Start of Block
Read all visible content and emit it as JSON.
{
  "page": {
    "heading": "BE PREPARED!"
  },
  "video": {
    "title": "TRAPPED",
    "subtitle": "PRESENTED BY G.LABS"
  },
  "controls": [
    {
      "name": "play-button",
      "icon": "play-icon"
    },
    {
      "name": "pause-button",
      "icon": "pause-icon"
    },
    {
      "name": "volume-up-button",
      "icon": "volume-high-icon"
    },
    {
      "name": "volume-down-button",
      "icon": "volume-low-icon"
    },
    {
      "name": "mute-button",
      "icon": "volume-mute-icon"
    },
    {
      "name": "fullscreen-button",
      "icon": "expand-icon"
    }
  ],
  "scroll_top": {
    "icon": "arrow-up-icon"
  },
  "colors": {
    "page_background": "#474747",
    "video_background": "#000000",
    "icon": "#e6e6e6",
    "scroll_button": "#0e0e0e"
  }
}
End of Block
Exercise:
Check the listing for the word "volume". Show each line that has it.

Response to this exercise:
      "name": "volume-up-button",
      "icon": "volume-high-icon"
      "name": "volume-down-button",
      "icon": "volume-low-icon"
      "icon": "volume-mute-icon"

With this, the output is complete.